You're correct. A function that's its own inverse is called an involution.

Edit: Oh let's have some fun. :) What are some other functions that are easy to check are involutions? I've cherry picked some of my favorites in what follows, both from memory and also the references I provide below.

• First, note that there's an easy test to determine whether or not $f$ is an involution. Namely, since $f^{-1} = f$, you just need to double check that $f(f(x)) = x$ for all $x$ in the domain of $f$. This can be used to verify all three of the following examples are actually involutions.

• Your function $g(x)$ generalizes to a whole class of involutions! Namely, $$f(x) = a-x$$ is an involution for any real number $a$. In particular, $f(x) = 0 - x = -x$ is an involution (as is $f(x) = x$, of course).

• As someone already pointed out, $f(x) = 1/x$ (defined for all real $x \neq 0$) is also an involution. More generally, for any real $a$ and $b$ the function $$f(x) = a + \frac{b}{x-a} = \frac{ax + (b-a^2)}{x-a}$$ satisfies $$f(f(x)) = a + \frac{b}{a + \frac{b}{x-a} - a} = a + (x-a) = x$$ for all real $x \neq a$, and as such is also an involution on this domain.

• Here's a less obvious (but cool) example.

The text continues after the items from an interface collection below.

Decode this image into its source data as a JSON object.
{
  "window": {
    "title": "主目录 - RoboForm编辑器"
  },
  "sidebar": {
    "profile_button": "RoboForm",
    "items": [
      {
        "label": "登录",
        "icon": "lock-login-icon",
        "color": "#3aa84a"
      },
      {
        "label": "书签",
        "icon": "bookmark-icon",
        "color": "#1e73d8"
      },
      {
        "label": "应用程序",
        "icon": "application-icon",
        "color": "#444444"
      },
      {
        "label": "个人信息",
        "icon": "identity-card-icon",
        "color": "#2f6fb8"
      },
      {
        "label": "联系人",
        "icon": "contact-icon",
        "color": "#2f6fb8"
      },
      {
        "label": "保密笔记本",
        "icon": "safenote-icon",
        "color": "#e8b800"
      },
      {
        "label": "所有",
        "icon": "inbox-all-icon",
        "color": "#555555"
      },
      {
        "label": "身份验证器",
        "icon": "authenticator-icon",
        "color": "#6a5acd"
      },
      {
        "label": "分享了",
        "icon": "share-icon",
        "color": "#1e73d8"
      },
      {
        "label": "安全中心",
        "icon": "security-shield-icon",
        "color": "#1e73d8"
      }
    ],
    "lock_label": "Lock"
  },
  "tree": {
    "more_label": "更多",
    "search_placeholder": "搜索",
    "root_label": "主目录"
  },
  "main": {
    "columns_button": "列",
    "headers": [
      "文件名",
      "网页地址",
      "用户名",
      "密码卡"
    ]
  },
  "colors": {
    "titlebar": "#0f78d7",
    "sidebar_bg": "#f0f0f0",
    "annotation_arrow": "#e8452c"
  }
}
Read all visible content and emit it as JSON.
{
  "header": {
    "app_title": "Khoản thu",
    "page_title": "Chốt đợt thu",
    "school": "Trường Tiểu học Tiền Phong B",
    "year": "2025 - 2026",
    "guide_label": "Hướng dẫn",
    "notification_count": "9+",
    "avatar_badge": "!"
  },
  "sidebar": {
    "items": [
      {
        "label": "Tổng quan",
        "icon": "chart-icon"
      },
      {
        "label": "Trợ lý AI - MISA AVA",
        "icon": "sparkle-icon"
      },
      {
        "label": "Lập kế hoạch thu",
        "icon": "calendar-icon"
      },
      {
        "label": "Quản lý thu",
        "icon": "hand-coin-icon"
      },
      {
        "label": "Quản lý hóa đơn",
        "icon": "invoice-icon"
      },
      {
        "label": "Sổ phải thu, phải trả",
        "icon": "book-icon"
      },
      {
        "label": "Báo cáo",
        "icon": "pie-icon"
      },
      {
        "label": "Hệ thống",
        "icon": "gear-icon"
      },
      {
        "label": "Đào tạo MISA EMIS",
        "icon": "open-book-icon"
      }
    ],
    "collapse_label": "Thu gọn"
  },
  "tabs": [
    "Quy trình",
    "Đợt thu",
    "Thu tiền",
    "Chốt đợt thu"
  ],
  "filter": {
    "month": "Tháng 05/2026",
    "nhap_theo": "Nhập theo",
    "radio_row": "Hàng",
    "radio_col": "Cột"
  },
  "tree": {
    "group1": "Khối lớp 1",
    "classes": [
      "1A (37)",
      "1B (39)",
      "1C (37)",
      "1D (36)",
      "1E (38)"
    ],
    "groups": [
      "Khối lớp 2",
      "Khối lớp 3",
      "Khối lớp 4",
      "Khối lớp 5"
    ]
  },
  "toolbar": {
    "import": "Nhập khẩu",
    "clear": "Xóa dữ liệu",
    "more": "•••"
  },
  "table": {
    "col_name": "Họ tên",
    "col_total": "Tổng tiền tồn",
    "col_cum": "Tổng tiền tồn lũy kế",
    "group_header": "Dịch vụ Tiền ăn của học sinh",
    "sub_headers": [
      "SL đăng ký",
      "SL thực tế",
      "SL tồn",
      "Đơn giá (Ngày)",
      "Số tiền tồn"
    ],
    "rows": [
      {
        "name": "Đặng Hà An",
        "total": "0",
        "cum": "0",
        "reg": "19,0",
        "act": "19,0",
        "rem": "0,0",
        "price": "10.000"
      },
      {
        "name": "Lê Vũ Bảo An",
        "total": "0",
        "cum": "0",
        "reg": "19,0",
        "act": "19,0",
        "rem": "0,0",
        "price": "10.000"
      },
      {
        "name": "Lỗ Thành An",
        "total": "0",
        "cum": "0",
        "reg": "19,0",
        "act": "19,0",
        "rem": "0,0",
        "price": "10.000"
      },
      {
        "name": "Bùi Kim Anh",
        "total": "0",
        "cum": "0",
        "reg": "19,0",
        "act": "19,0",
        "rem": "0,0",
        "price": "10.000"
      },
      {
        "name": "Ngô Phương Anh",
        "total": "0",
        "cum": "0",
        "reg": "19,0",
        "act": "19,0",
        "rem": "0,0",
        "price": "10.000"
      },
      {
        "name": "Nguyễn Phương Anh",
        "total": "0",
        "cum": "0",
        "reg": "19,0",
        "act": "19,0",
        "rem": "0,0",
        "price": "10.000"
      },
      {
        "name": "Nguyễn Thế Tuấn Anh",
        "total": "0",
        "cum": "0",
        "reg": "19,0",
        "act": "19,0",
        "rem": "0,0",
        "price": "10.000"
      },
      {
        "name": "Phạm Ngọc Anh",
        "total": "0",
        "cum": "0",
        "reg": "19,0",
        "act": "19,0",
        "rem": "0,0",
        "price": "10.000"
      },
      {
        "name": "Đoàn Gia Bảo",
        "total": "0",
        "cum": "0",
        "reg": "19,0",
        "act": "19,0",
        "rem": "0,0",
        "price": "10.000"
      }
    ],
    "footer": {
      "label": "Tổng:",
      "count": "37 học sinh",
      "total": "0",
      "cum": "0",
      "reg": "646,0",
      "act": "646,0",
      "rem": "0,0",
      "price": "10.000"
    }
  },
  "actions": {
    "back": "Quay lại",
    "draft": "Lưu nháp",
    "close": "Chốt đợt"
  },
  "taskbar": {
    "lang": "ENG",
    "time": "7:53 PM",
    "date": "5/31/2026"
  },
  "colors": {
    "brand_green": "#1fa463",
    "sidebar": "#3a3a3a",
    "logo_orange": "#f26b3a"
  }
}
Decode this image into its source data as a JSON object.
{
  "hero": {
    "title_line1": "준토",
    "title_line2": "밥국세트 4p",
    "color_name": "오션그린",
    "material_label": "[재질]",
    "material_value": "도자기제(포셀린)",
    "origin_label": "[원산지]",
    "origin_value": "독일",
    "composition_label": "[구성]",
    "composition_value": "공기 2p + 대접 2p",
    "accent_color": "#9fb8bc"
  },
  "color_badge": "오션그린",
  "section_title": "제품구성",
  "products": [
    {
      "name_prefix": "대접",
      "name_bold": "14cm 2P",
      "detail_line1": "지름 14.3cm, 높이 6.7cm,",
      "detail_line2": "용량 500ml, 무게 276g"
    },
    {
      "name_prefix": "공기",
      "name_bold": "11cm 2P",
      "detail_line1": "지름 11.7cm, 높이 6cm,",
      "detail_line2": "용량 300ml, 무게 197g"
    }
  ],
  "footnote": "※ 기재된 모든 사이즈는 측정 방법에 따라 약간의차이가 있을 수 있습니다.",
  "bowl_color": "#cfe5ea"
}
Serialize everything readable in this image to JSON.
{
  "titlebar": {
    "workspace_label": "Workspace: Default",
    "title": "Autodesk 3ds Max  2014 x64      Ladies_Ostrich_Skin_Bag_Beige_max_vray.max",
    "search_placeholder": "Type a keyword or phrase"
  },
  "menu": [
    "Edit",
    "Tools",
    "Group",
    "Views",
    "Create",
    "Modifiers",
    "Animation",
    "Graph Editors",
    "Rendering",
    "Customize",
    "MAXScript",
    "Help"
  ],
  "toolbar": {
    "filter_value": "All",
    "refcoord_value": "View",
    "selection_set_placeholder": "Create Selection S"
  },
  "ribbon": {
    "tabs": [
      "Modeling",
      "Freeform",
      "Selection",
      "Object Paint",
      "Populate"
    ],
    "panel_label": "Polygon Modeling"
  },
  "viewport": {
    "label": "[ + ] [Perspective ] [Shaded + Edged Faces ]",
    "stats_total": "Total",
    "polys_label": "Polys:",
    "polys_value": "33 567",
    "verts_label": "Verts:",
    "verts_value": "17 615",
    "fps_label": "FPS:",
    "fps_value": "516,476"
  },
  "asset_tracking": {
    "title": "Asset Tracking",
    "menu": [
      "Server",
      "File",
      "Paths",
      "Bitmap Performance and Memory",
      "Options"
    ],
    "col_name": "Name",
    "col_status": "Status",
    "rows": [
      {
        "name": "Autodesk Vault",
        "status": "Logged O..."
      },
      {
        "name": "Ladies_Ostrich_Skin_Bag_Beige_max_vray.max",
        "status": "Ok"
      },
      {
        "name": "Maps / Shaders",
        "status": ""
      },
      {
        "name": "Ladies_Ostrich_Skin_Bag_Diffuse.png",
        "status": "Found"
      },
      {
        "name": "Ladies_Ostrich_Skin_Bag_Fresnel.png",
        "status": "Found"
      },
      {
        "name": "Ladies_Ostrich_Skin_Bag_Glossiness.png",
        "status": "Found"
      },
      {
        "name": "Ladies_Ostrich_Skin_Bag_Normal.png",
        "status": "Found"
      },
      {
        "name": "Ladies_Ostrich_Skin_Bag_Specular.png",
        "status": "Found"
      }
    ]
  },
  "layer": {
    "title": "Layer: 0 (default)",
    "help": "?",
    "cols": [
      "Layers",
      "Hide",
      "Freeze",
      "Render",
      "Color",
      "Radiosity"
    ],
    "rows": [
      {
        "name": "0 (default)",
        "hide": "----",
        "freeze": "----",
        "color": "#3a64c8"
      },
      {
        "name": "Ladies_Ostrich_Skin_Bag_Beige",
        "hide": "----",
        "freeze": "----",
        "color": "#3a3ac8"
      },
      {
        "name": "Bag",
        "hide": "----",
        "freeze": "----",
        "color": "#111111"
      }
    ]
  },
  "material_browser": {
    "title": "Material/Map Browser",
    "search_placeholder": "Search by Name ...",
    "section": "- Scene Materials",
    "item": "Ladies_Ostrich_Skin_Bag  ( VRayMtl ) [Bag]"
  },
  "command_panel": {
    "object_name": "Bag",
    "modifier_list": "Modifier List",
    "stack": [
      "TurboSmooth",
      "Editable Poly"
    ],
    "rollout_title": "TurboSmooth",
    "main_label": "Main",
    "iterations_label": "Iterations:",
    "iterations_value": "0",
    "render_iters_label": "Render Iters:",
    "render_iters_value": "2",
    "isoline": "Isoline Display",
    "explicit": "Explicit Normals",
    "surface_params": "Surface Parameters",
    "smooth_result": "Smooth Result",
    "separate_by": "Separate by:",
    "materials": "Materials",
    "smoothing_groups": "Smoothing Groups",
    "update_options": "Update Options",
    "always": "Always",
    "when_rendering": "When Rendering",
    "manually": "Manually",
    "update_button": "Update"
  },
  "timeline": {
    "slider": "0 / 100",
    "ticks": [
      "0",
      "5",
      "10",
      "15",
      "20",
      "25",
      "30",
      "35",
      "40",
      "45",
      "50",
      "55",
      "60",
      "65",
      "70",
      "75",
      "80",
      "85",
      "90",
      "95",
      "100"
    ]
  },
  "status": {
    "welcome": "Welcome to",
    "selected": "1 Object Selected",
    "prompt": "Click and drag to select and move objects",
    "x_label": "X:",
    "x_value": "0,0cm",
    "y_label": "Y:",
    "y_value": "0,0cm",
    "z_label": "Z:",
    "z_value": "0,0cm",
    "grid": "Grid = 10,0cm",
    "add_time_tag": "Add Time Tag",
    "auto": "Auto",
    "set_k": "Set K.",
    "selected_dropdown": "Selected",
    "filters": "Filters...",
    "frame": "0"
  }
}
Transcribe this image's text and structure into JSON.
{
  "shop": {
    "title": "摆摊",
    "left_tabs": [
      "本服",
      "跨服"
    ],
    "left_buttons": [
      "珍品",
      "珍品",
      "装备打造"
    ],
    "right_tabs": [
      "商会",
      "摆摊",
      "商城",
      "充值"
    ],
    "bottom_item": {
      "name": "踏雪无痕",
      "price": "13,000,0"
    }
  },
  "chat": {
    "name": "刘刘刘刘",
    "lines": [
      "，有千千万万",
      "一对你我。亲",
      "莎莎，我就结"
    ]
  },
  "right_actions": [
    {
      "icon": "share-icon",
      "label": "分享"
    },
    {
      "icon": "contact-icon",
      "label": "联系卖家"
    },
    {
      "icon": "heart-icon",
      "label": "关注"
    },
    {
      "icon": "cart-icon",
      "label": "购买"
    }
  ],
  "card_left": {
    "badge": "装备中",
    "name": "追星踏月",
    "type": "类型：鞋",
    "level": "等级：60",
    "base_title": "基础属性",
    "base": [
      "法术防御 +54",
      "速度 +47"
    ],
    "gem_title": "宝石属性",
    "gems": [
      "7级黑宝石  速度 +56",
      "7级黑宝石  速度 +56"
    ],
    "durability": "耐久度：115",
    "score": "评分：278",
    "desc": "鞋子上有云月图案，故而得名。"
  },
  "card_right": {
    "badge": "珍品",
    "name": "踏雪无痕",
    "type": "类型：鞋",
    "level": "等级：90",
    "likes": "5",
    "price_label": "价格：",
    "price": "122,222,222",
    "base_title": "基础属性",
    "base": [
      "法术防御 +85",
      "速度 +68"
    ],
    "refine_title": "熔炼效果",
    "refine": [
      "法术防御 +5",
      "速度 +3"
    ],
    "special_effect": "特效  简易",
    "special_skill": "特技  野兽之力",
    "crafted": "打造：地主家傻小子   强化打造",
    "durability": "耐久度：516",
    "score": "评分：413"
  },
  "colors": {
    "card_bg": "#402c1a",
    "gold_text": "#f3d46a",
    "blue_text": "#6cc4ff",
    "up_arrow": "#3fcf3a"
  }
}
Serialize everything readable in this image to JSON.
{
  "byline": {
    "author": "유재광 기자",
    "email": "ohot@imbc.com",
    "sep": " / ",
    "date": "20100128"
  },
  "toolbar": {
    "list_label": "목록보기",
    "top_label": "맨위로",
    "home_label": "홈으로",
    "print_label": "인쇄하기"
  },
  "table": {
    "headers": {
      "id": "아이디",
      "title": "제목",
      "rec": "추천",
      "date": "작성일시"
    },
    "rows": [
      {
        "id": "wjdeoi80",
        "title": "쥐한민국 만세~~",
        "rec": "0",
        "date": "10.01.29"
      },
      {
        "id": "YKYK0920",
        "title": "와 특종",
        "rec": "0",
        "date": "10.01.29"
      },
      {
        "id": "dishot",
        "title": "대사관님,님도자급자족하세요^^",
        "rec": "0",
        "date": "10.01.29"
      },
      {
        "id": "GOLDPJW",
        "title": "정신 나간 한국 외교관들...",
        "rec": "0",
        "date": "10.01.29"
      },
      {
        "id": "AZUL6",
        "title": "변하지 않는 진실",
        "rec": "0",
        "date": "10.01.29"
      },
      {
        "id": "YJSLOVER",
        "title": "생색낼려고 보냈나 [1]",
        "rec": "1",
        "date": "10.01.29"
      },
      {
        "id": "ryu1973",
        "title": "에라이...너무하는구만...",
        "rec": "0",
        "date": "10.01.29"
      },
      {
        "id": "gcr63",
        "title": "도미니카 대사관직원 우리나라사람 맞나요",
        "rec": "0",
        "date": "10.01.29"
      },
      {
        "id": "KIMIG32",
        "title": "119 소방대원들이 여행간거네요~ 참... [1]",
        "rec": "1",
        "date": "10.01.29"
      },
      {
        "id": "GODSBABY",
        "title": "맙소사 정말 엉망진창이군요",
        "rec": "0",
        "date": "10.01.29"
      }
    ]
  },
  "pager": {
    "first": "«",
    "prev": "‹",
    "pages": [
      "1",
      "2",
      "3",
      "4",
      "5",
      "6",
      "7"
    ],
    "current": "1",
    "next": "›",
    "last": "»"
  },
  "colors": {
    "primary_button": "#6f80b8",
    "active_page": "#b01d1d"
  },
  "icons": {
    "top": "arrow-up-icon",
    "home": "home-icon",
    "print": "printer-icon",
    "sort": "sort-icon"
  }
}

Consider the function $f(x) = (a - x^3)^{1/3}$. You can check this directly that $f(f(x)) = (a - ((a-x^3)^{1/3})^3)^{1/3} = x$. This is an example of a large class of involutions generated by a special type of symmetric function $F(x,y)$ (as explained here).

• Fun Fact: The only continuous, odd ($f(-x) = -f(x)$ for all $x$) involutions with domain $(-\infty,\infty)$ are $f(x) = \pm x$. (A short proof of this fact is given here.)

• There are many, many, more of these functions, and they occur naturally/are useful tools in many branches of mathematics.

• For "fun fact", that is the only non-trivial involution, but the trivial involution is also odd and continuous. – Dietrich Epp Oct 28 '13 at 3:25
• @DietrichEpp: Good catch! I've edited the post. Thanks! – Dan Oct 28 '13 at 5:26

That's perfectly fine, and your answer is correct. For another function that is its own inverse, see: $$f(x) = \frac{1}{x} = f^{-1}(x)$$

$g(x): y=2-x$

$g^{-1}(x): x=2-y\implies x-2=-y\implies y=2-x$

So you're correct. It is possible that a function can be an inverse of itself.

Coming from theory of coding (LDPC codes decoding), you have another involution: $x\mapsto-\log(\tanh(x/2))$.

Yes, you are correct, a function can be it's own inverse. However, I noticed no one gave a graphical explanation for this.

The inverse for a function of $x$ is just the same function flipped over the diagonal line $x=y$ (where $y=f(x)$). So, if you graph a function, and it looks like it mirrors itself across the $x=y$ line, that function is an inverse of itself.

This graphical representation can be used to understand a lot of really cool ideas about inverse functions.

For example, any straight line that's perpendicular to the line $x=y$ will of course be the exact same on both sides of the line $x=y$. Any function that is a straight line perpendicular to $x=y$ can be written in the form $f(x)=a−x$, which as Dan mentioned is an entire class of functions that your function just happens to be one of. Note that the $a$ just determines how high up on the $y$ axis the function starts, but it will always mirror itself across $x=y$.

You can also see some interesting facts about functions that are their own inverse that might be fun to take some time to prove. For example, since it needs to mirror itself over the line $x=y$, any function that is its own inverse that has any points where $f(x) = x$ must have a slope of either 1 or -1 at that point (or have an undefined slope).

Edit: I must have skipped over Euro Micelli's comment, which explained the graphical aspect of this literally years before I did.

There are many examples for such types of function's Y=1/x X^2+Y^2=1,2,3,4,5,6,7.....(any other positive number) Simply the fact behind this is that the graph of the function should be symmetric about line Y=X While calculating inverse what we actually calculate is image of that function with respect to line Y=X

• $x^2 + y^2 = 1$ is not a function. – mlc Aug 2 '17 at 6:01
• Welcome to the math.stachexchange. Try using mathjax for formulas to make your answers/questions more readable. Extensive how-to found on site. – Thanassis Aug 2 '17 at 6:04